BRIEF:
The whole of the data is to be returned without a single change.

(EXTRACTED MATERIAL)

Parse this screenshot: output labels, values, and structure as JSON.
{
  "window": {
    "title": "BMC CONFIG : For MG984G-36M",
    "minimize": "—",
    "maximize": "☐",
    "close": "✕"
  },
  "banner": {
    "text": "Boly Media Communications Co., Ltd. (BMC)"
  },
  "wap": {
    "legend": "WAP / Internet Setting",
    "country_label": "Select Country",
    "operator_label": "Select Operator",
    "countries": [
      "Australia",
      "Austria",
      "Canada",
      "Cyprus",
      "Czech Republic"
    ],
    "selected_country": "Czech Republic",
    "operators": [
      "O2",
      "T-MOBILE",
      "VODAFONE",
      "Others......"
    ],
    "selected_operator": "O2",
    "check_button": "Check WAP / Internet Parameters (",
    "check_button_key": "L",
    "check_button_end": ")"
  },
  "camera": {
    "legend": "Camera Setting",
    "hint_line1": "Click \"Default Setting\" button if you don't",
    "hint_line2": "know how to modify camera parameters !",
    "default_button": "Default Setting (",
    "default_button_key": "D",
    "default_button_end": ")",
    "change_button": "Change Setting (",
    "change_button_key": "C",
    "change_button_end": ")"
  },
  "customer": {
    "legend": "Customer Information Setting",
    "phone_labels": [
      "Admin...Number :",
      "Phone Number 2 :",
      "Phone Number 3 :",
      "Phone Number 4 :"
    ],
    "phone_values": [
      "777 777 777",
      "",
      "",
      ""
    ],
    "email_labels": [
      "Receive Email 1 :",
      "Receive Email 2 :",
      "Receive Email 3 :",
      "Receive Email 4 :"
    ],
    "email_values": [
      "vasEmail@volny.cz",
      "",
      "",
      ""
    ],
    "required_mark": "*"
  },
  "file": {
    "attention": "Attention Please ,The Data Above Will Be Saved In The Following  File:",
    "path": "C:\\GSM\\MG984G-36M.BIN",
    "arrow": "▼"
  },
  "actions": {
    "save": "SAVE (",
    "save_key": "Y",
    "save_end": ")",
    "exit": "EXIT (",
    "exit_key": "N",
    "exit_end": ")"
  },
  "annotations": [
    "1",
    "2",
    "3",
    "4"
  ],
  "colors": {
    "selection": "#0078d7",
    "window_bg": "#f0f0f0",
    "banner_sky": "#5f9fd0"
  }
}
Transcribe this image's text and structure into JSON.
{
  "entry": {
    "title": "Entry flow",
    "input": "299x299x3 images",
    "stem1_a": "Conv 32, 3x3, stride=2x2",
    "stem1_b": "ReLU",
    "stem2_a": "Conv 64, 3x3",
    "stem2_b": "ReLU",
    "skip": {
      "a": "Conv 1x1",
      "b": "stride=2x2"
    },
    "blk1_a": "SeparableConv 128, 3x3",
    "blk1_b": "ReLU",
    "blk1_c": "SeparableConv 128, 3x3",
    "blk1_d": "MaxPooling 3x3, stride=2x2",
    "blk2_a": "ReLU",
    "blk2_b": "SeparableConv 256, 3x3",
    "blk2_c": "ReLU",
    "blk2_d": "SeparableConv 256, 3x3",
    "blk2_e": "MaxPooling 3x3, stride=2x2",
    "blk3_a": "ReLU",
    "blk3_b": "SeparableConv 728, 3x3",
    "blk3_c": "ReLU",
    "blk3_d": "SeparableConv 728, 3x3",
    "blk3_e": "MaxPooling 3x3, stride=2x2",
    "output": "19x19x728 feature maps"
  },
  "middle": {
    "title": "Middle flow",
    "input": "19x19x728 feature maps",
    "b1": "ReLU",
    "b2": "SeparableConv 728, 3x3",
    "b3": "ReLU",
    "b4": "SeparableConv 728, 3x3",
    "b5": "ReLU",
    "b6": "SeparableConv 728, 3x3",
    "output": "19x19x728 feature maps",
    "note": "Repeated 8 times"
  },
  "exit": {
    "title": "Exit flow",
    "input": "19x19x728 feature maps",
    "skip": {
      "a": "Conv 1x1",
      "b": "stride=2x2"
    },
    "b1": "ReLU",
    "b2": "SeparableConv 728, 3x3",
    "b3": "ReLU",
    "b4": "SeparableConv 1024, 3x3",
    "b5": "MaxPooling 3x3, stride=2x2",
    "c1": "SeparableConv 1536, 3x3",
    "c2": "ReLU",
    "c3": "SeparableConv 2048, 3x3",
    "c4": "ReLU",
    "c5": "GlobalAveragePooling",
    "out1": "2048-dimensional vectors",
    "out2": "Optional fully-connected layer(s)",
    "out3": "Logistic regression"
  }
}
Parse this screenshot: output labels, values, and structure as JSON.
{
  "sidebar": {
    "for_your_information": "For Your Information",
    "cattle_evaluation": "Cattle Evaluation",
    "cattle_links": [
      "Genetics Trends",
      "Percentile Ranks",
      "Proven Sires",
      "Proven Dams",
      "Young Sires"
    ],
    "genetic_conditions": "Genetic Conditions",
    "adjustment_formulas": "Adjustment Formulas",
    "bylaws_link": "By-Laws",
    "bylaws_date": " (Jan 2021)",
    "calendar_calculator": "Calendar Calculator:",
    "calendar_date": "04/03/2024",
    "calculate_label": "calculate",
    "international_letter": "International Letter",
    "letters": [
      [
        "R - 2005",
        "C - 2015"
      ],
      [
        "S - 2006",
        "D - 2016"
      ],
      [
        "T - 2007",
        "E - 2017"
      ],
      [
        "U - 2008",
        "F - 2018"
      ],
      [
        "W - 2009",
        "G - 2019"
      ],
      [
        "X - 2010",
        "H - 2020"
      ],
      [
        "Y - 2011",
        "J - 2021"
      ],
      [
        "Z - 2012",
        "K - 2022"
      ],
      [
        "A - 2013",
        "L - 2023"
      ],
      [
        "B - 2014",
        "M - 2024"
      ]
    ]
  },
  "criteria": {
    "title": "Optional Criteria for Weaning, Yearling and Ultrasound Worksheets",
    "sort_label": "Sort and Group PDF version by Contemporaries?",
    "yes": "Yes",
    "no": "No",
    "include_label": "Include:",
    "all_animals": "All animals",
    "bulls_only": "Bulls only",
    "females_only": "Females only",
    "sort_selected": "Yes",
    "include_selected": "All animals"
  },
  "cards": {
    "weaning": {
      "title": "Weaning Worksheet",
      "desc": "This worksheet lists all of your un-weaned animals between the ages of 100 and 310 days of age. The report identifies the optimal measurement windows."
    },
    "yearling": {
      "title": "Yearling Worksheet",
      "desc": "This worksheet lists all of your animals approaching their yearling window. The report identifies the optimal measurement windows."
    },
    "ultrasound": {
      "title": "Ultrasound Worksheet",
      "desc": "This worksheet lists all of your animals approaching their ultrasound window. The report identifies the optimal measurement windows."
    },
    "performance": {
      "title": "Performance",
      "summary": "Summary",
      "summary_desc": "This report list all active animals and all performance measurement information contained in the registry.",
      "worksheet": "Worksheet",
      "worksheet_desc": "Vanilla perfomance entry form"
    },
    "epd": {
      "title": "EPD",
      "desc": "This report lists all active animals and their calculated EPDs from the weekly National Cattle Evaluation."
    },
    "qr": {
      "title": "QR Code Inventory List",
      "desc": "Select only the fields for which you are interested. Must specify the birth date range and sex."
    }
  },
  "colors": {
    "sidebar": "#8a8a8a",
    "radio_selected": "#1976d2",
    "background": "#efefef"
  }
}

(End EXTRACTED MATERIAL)

WRITTEN REPLY:
Parse this screenshot: output labels, values, and structure as JSON.
{
  "window": {
    "title": "BMC CONFIG : For MG984G-36M",
    "minimize": "—",
    "maximize": "☐",
    "close": "✕"
  },
  "banner": {
    "text": "Boly Media Communications Co., Ltd. (BMC)"
  },
  "wap": {
    "legend": "WAP / Internet Setting",
    "country_label": "Select Country",
    "operator_label": "Select Operator",
    "countries": [
      "Australia",
      "Austria",
      "Canada",
      "Cyprus",
      "Czech Republic"
    ],
    "selected_country": "Czech Republic",
    "operators": [
      "O2",
      "T-MOBILE",
      "VODAFONE",
      "Others......"
    ],
    "selected_operator": "O2",
    "check_button": "Check WAP / Internet Parameters (",
    "check_button_key": "L",
    "check_button_end": ")"
  },
  "camera": {
    "legend": "Camera Setting",
    "hint_line1": "Click \"Default Setting\" button if you don't",
    "hint_line2": "know how to modify camera parameters !",
    "default_button": "Default Setting (",
    "default_button_key": "D",
    "default_button_end": ")",
    "change_button": "Change Setting (",
    "change_button_key": "C",
    "change_button_end": ")"
  },
  "customer": {
    "legend": "Customer Information Setting",
    "phone_labels": [
      "Admin...Number :",
      "Phone Number 2 :",
      "Phone Number 3 :",
      "Phone Number 4 :"
    ],
    "phone_values": [
      "777 777 777",
      "",
      "",
      ""
    ],
    "email_labels": [
      "Receive Email 1 :",
      "Receive Email 2 :",
      "Receive Email 3 :",
      "Receive Email 4 :"
    ],
    "email_values": [
      "vasEmail@volny.cz",
      "",
      "",
      ""
    ],
    "required_mark": "*"
  },
  "file": {
    "attention": "Attention Please ,The Data Above Will Be Saved In The Following  File:",
    "path": "C:\\GSM\\MG984G-36M.BIN",
    "arrow": "▼"
  },
  "actions": {
    "save": "SAVE (",
    "save_key": "Y",
    "save_end": ")",
    "exit": "EXIT (",
    "exit_key": "N",
    "exit_end": ")"
  },
  "annotations": [
    "1",
    "2",
    "3",
    "4"
  ],
  "colors": {
    "selection": "#0078d7",
    "window_bg": "#f0f0f0",
    "banner_sky": "#5f9fd0"
  }
}
Transcribe this image's text and structure into JSON.
{
  "entry": {
    "title": "Entry flow",
    "input": "299x299x3 images",
    "stem1_a": "Conv 32, 3x3, stride=2x2",
    "stem1_b": "ReLU",
    "stem2_a": "Conv 64, 3x3",
    "stem2_b": "ReLU",
    "skip": {
      "a": "Conv 1x1",
      "b": "stride=2x2"
    },
    "blk1_a": "SeparableConv 128, 3x3",
    "blk1_b": "ReLU",
    "blk1_c": "SeparableConv 128, 3x3",
    "blk1_d": "MaxPooling 3x3, stride=2x2",
    "blk2_a": "ReLU",
    "blk2_b": "SeparableConv 256, 3x3",
    "blk2_c": "ReLU",
    "blk2_d": "SeparableConv 256, 3x3",
    "blk2_e": "MaxPooling 3x3, stride=2x2",
    "blk3_a": "ReLU",
    "blk3_b": "SeparableConv 728, 3x3",
    "blk3_c": "ReLU",
    "blk3_d": "SeparableConv 728, 3x3",
    "blk3_e": "MaxPooling 3x3, stride=2x2",
    "output": "19x19x728 feature maps"
  },
  "middle": {
    "title": "Middle flow",
    "input": "19x19x728 feature maps",
    "b1": "ReLU",
    "b2": "SeparableConv 728, 3x3",
    "b3": "ReLU",
    "b4": "SeparableConv 728, 3x3",
    "b5": "ReLU",
    "b6": "SeparableConv 728, 3x3",
    "output": "19x19x728 feature maps",
    "note": "Repeated 8 times"
  },
  "exit": {
    "title": "Exit flow",
    "input": "19x19x728 feature maps",
    "skip": {
      "a": "Conv 1x1",
      "b": "stride=2x2"
    },
    "b1": "ReLU",
    "b2": "SeparableConv 728, 3x3",
    "b3": "ReLU",
    "b4": "SeparableConv 1024, 3x3",
    "b5": "MaxPooling 3x3, stride=2x2",
    "c1": "SeparableConv 1536, 3x3",
    "c2": "ReLU",
    "c3": "SeparableConv 2048, 3x3",
    "c4": "ReLU",
    "c5": "GlobalAveragePooling",
    "out1": "2048-dimensional vectors",
    "out2": "Optional fully-connected layer(s)",
    "out3": "Logistic regression"
  }
}
Parse this screenshot: output labels, values, and structure as JSON.
{
  "sidebar": {
    "for_your_information": "For Your Information",
    "cattle_evaluation": "Cattle Evaluation",
    "cattle_links": [
      "Genetics Trends",
      "Percentile Ranks",
      "Proven Sires",
      "Proven Dams",
      "Young Sires"
    ],
    "genetic_conditions": "Genetic Conditions",
    "adjustment_formulas": "Adjustment Formulas",
    "bylaws_link": "By-Laws",
    "bylaws_date": " (Jan 2021)",
    "calendar_calculator": "Calendar Calculator:",
    "calendar_date": "04/03/2024",
    "calculate_label": "calculate",
    "international_letter": "International Letter",
    "letters": [
      [
        "R - 2005",
        "C - 2015"
      ],
      [
        "S - 2006",
        "D - 2016"
      ],
      [
        "T - 2007",
        "E - 2017"
      ],
      [
        "U - 2008",
        "F - 2018"
      ],
      [
        "W - 2009",
        "G - 2019"
      ],
      [
        "X - 2010",
        "H - 2020"
      ],
      [
        "Y - 2011",
        "J - 2021"
      ],
      [
        "Z - 2012",
        "K - 2022"
      ],
      [
        "A - 2013",
        "L - 2023"
      ],
      [
        "B - 2014",
        "M - 2024"
      ]
    ]
  },
  "criteria": {
    "title": "Optional Criteria for Weaning, Yearling and Ultrasound Worksheets",
    "sort_label": "Sort and Group PDF version by Contemporaries?",
    "yes": "Yes",
    "no": "No",
    "include_label": "Include:",
    "all_animals": "All animals",
    "bulls_only": "Bulls only",
    "females_only": "Females only",
    "sort_selected": "Yes",
    "include_selected": "All animals"
  },
  "cards": {
    "weaning": {
      "title": "Weaning Worksheet",
      "desc": "This worksheet lists all of your un-weaned animals between the ages of 100 and 310 days of age. The report identifies the optimal measurement windows."
    },
    "yearling": {
      "title": "Yearling Worksheet",
      "desc": "This worksheet lists all of your animals approaching their yearling window. The report identifies the optimal measurement windows."
    },
    "ultrasound": {
      "title": "Ultrasound Worksheet",
      "desc": "This worksheet lists all of your animals approaching their ultrasound window. The report identifies the optimal measurement windows."
    },
    "performance": {
      "title": "Performance",
      "summary": "Summary",
      "summary_desc": "This report list all active animals and all performance measurement information contained in the registry.",
      "worksheet": "Worksheet",
      "worksheet_desc": "Vanilla perfomance entry form"
    },
    "epd": {
      "title": "EPD",
      "desc": "This report lists all active animals and their calculated EPDs from the weekly National Cattle Evaluation."
    },
    "qr": {
      "title": "QR Code Inventory List",
      "desc": "Select only the fields for which you are interested. Must specify the birth date range and sex."
    }
  },
  "colors": {
    "sidebar": "#8a8a8a",
    "radio_selected": "#1976d2",
    "background": "#efefef"
  }
}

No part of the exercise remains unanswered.